While nature plays a role, it is certainly possible to cultivate a culture of positivity.People come in different shapes and sizes with differing outlooks and attitudes. We all know people who seem to be constantly upbeat, positive and cheery, irrespective of what’s going on in their lives. Others can be counted on for cynical, pessimistic observations about anyone and anything that is around them. They deflate the atmosphere of any setting they’re in, and chances are, they accomplish less in life, have fewer friends and are probably quite miserable in general.

Where do our children fit in? What determines if they will become happy, upbeat adults, or the cynical, negative type, who always sees the cup as half empty? While nature plays a role, it is certainly possible to cultivate a culture of positivity. We parents can train ourselves to find something good in every situation and share that observation with our children. It may be that the one with the sharp, cutting comment that elicits laughs from the crowd feels good for the moment, but if we stop to consider how it may be shaping our children into cynical, pessimistic personalities, we will think twice before
commenting.

There is no such thing as a compelling reason to be negative.Our children’s worldview and self-view are formed from the environment in which they grow up. Parents are the main influence in that environment. We have the power to be role models of positivity, no matter where our mindset is presently. We can work together with our children to identify something good in even the worst situation. Our car breaks down at sunset on a country road at the beginning of the family vacation. At least it’s not raining! Maybe the air-conditioning is still working? At least the cellphone works!

There is no such thing as a compelling reason to be negative – there are challenges, and it’s up to us to realize how great the benefit is, for us and our children, if we lean to the side of positivity. Being positive can earn one the title of “Chacham”. It will help minimize the amount of Lashon Hara we mightsay or believe.

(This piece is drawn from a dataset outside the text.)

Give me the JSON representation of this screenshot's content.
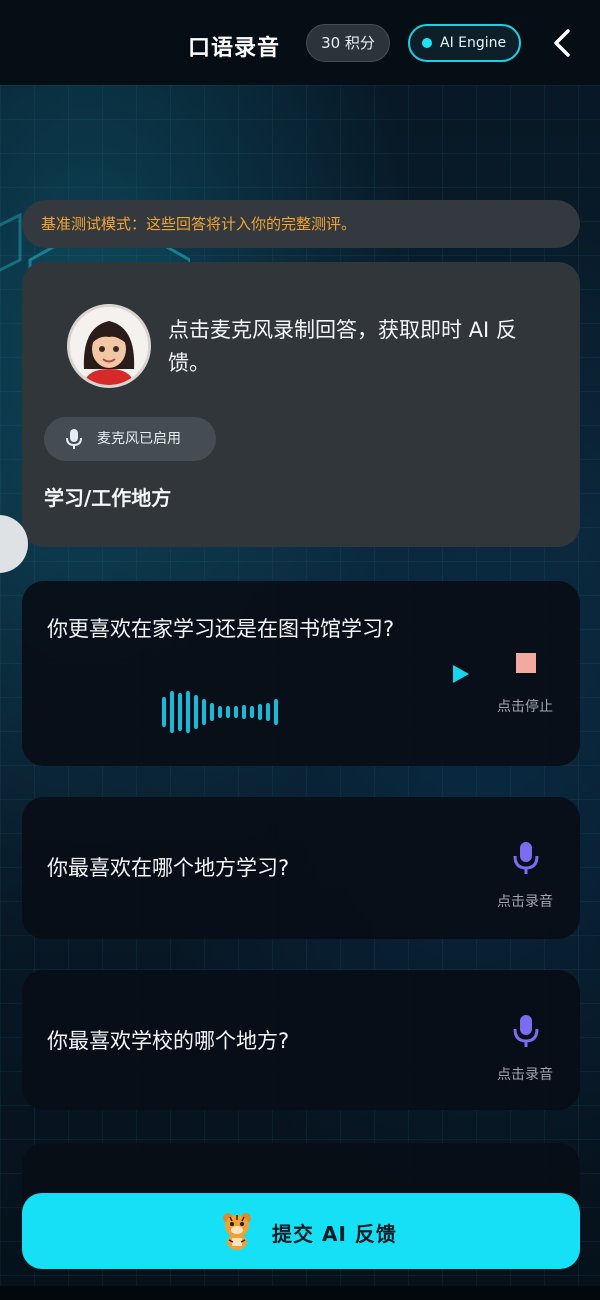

Ultimately, it will produce happy children who will have the deeply embedded ability to look life’s challenges in the eye, and maintain their Simchas HaChaim.

Have a wonderful Shabbos,

Never miss a moment.
Get the weekly YTCTE newsletter in your inbox.
All right reserved @ 2019 . Privacy policy.

Produced and developed by Digitaland.
Klurman Campus - 1025 NE Miami Gardens Drive, North Miami Beach, FL 33179

South Campus - 1051 North Miami Beach Boulevard, North Miami Beach, FL 33162